A MASSIVE manhunt is on for the South Korean mayor of Seoul who has gone missing days after planning a summit with North Korea.
Mayor Park Won-soon’s phone has been switched off since he was reported missing at 5.17pm local time today.
Park’s daughter said he “had left home four to five hours ago after leaving words like a will” in her police report.
Cops said they are searching Seoul’s Sungbuk neighborhood where his mobile phone signal was last detected.
South Korea’s Yonhap news agency and other local reports have said that officers, drones and police dogs have been mobilised in the north of the city for Park’s search.
Officers are also stationed outside his house.
The full message that he left his daughter has not yet been disclosed.
It comes only days after the 64-year-old longtime civic activist and human rights lawyer proposed a major coronavirus prevention summit with North Korean politicians to create a combined response to the disease.
An official from the Seoul Metropolitan Government, Kim Ji-hyeong, confirmed that he did not show up for work on Thursday.
He did not say why but Park’s schedules are all cancelled, including a meeting with a presidential official at his Seoul City Hall office.
Park was elected as Seoul mayor in 2011 and is the city’s first mayor to be voted into a third term in June 2019.
Park has been considered a potential presidential hopeful for the liberals in the 2022 elections as he is a member of President Moon Jae-in’s liberal Democratic Party.
He has continued his activist work as mayor, making him a lot of enemies.
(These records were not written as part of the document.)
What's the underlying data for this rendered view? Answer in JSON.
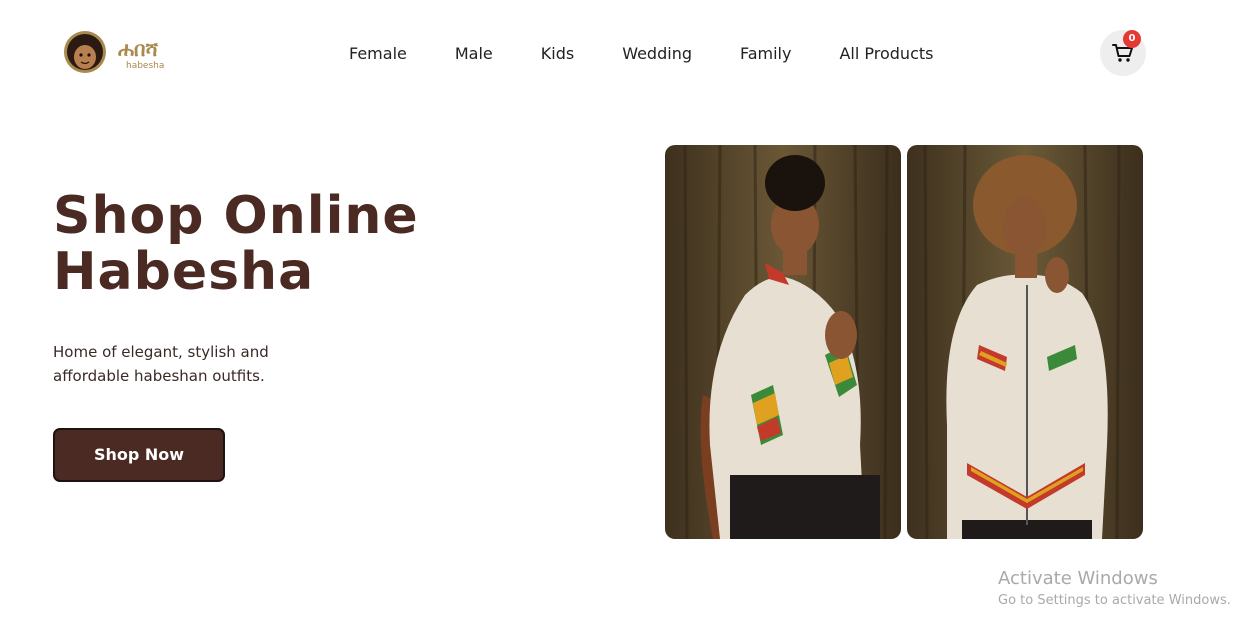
{
  "brand": {
    "logo_script": "ሐበሻ",
    "logo_text": "habesha",
    "colors": {
      "primary": "#4a2a22",
      "logo_gold": "#a8894e",
      "badge": "#e53935"
    }
  },
  "nav": {
    "items": [
      {
        "label": "Female"
      },
      {
        "label": "Male"
      },
      {
        "label": "Kids"
      },
      {
        "label": "Wedding"
      },
      {
        "label": "Family"
      },
      {
        "label": "All Products"
      }
    ]
  },
  "cart": {
    "icon": "shopping-cart-icon",
    "count": "0"
  },
  "hero": {
    "title_line1": "Shop Online",
    "title_line2": "Habesha",
    "subtitle": "Home of elegant, stylish and affordable habeshan outfits.",
    "cta_label": "Shop Now",
    "images": [
      {
        "name": "male-model-photo",
        "subject": "man in cream jacket with kente trim"
      },
      {
        "name": "female-model-photo",
        "subject": "woman in cream jacket with kente trim"
      }
    ]
  },
  "watermark": {
    "title": "Activate Windows",
    "subtitle": "Go to Settings to activate Windows."
  }
}
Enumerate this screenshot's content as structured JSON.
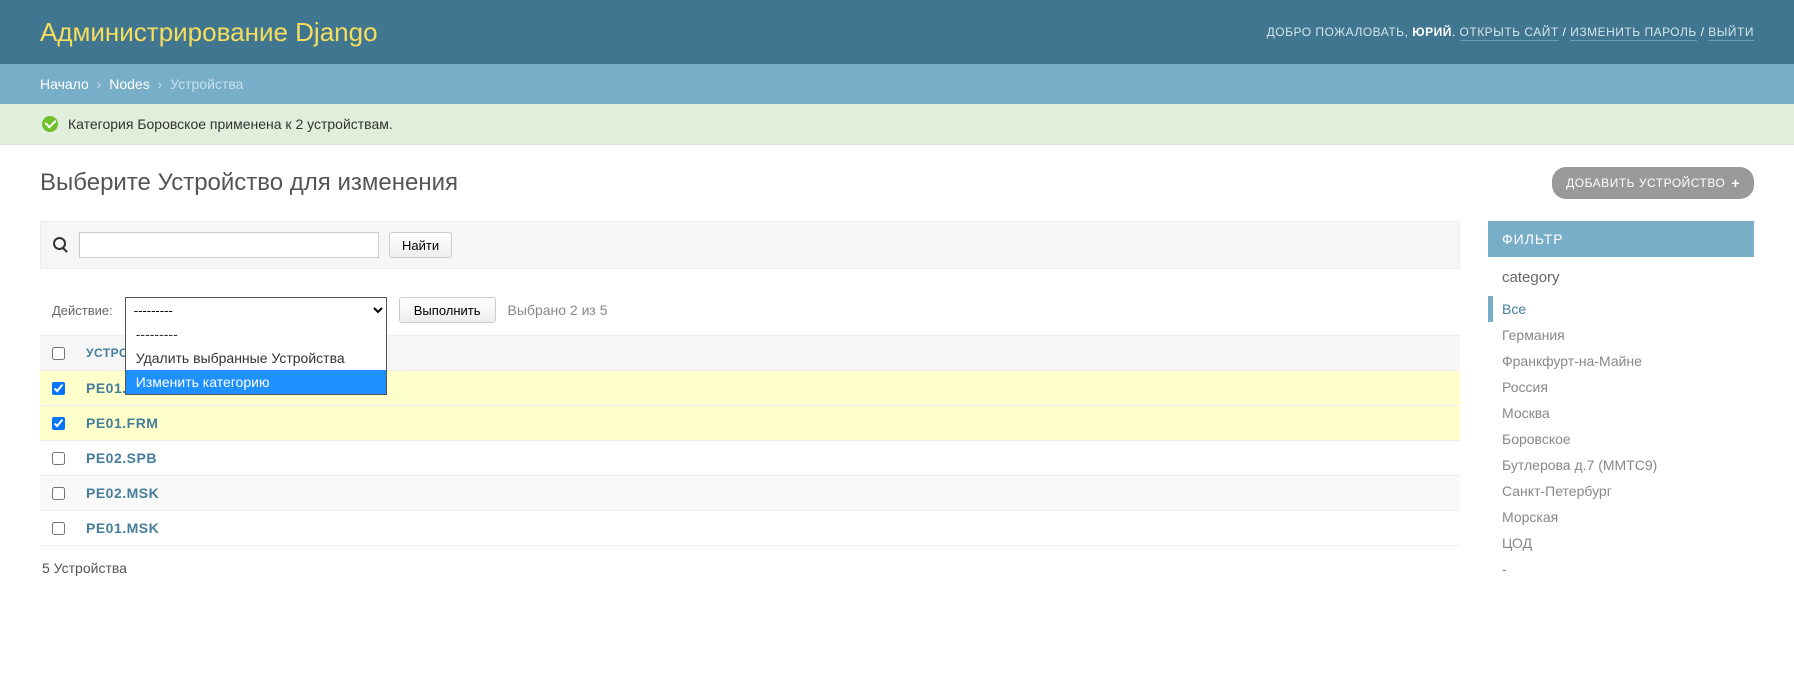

He has been heavily critical of the country’s growing social and economic inequalities and the traditionally corrupt ties between large businesses and politicians.
During his first and second terms, Park established himself as a fierce opponent of former conservative President Park Geun-hye.
He openly supported the millions of people who flooded the city streets in late 2016 and 2017, ousting her over a corruption scandal that March.
Park Geun-hye is currently serving a decades-long prison term on bribery and other charges.
Seoul has been a new epicenter of the coronavirus outbreak in South Korea since the Asian country eased its rigid social distancing rules in early May.
Authorities are now struggling to trace contacts amid surges in cases linked to nightclubs, church services, a huge e-commerce warehouse and door-to-door sellers.